"Yesterday, I was meeting with a colleague for coffee in DC. It was Friday at the end of week two of the Federal government shutdown, and it was raining hard—flood-warning rain. It was pretty quiet in the coffee shop, but there was quite a bit of traffic out on the streets. My colleague and I were sharing stories about planning for retirement, running a small business, and embracing the different “personalities” in our workplaces. And I was also watching the rain outside the window. Then I saw something that looked odd, maybe even a little nuts. A UPS truck had just passed through the 4-way-stop intersection, and I saw this petite lady waving her arms and shouting at the truck, looking agitated, walking as fast as she could toward the open door on the passenger side of the truck. I saw the truck stop. I saw the driver come to the doorway. I thought: Oh no, he must have cut her off. Oh geez, he must have splashed her at the crosswalk with the giant puddles. Oh boy, she’s really mad and yelling. It didn’t look like this encounter was going to go well at all.
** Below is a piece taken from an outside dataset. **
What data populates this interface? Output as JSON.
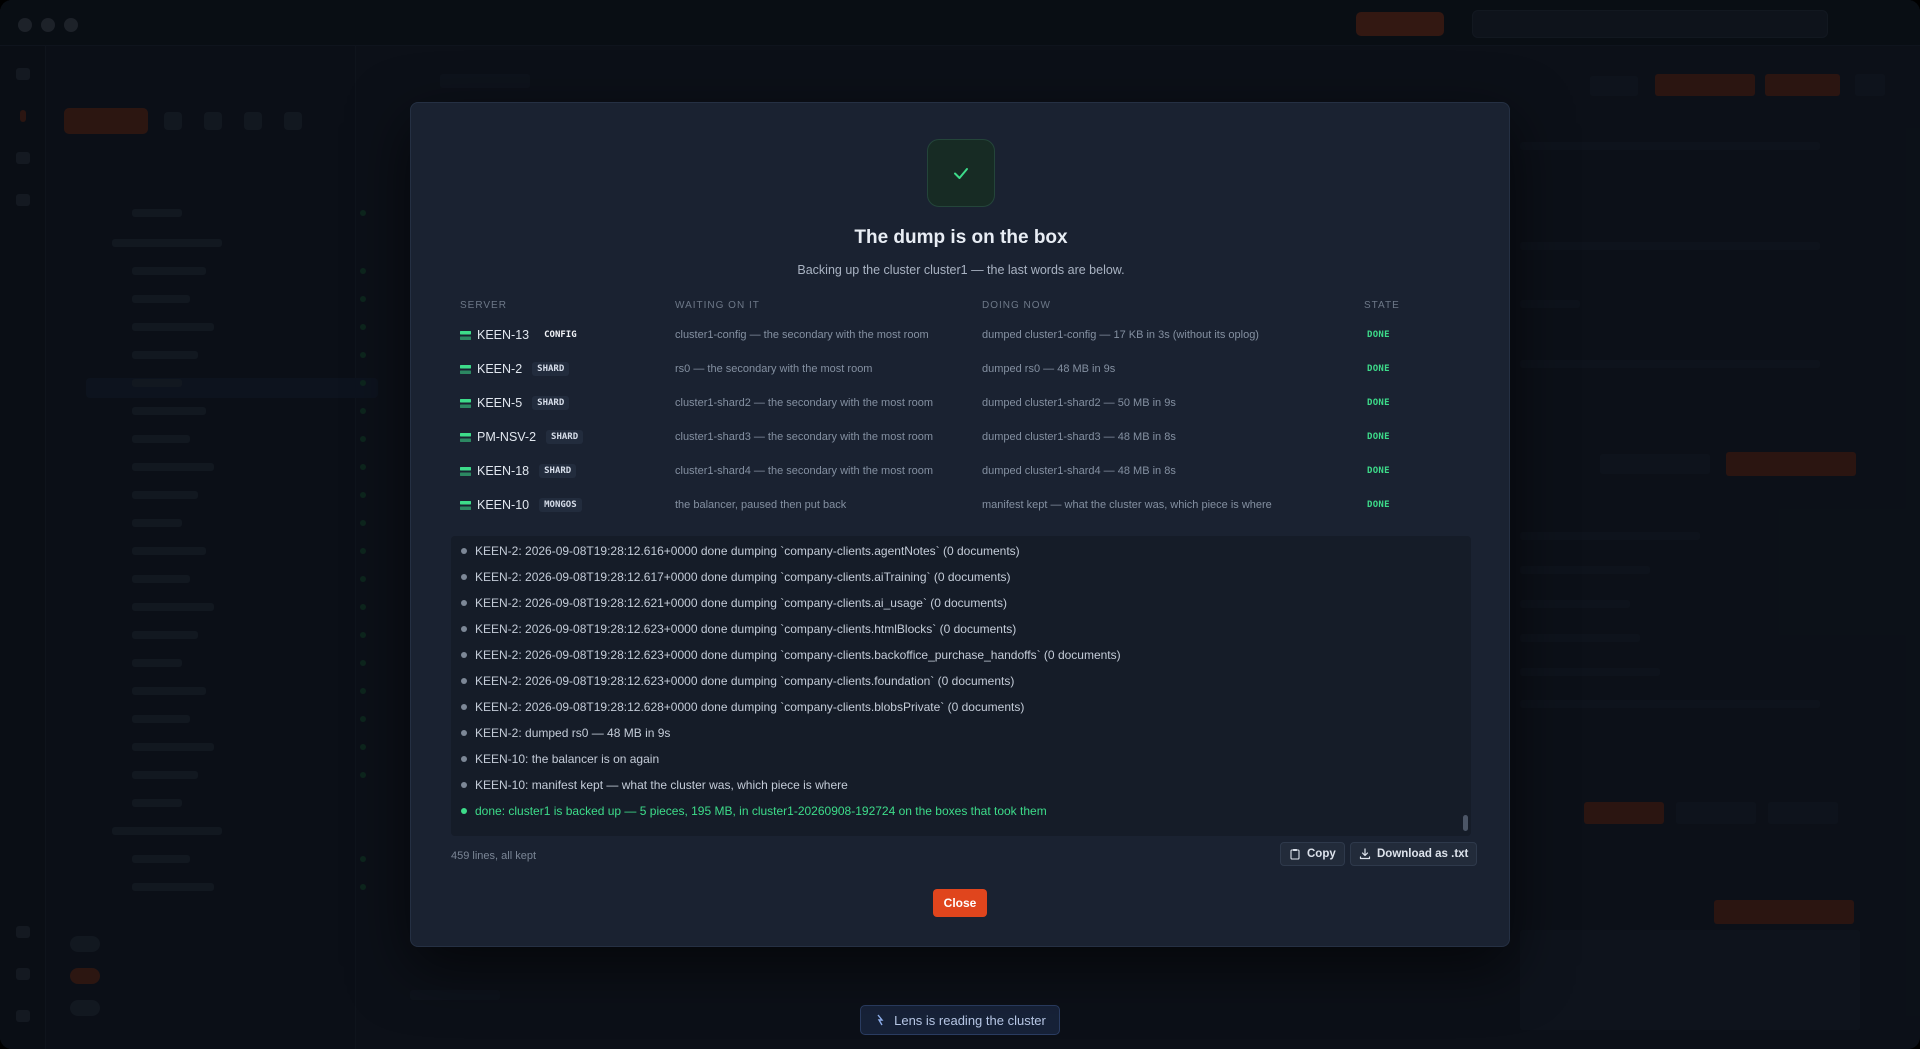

I thought: “If I’m the driver, what would I do with this seemingly nutty lady yelling outside my door?” I wondered, too, how often this happens to UPS delivery drivers and how they are trained to handle it. (Given my profession, I have sort of an obsessive interest in customer service exchanges so I kept watching, waiting, wondering....)
And here’s the surprise. This UPS driver came down out of his truck (in the pouring rain, mind you), talked to the lady for a minute with a slight smile on his face, went back into his truck while she continued to stand at the door talking away. He emerged with his electronic clipboard and a package, and had her sign the clipboard. And—as she was signing—I thought: Wow, she just tracked him down to get her package and he’s giving it to her. I didn’t know you could do that! I bet he’s pretty annoyed. But as I continued watching, there was an even bigger surprise: the UPS driver came completely out of the truck with the package in hand, walked the lady all the way back to her car at the corner, waited while she unlocked her doors and popped the trunk, and then he gently put her package into her trunk for her, and said something seemingly kind as he walked back to his truck. Did I mention it was raining—flood-warning rain?
I don’t know the UPS policy on delivering packages to people in cars, or on responding to customers who show up at your truck door. It didn’t matter. This particular service employee did exactly what you and I would hope for. He served her well, when he could have easily made a different choice. He was a human being and a partner to her, his customer, not just a guy dropping off random boxes at doors, ringing the bell and running off. I didn’t know what was in that package, but I imagined it to have been important. And I thought the driver saw that package as important too, something other than a just a random box. I thought he saw it as a need that he could meet, and he met it. That true-connection-to-customer is always a surprise when I see it, because it is rare. A lot of boxes are delivered on time, to the right place, every day; that’s good, basic customer service. What I saw yesterday, that level of customer service caused me to say “WOW.” And it made me wonder, what kind of customer service do I deliver? What kind of customer service does each of us deliver? And shouldn’t we always aim for the “WOW”?"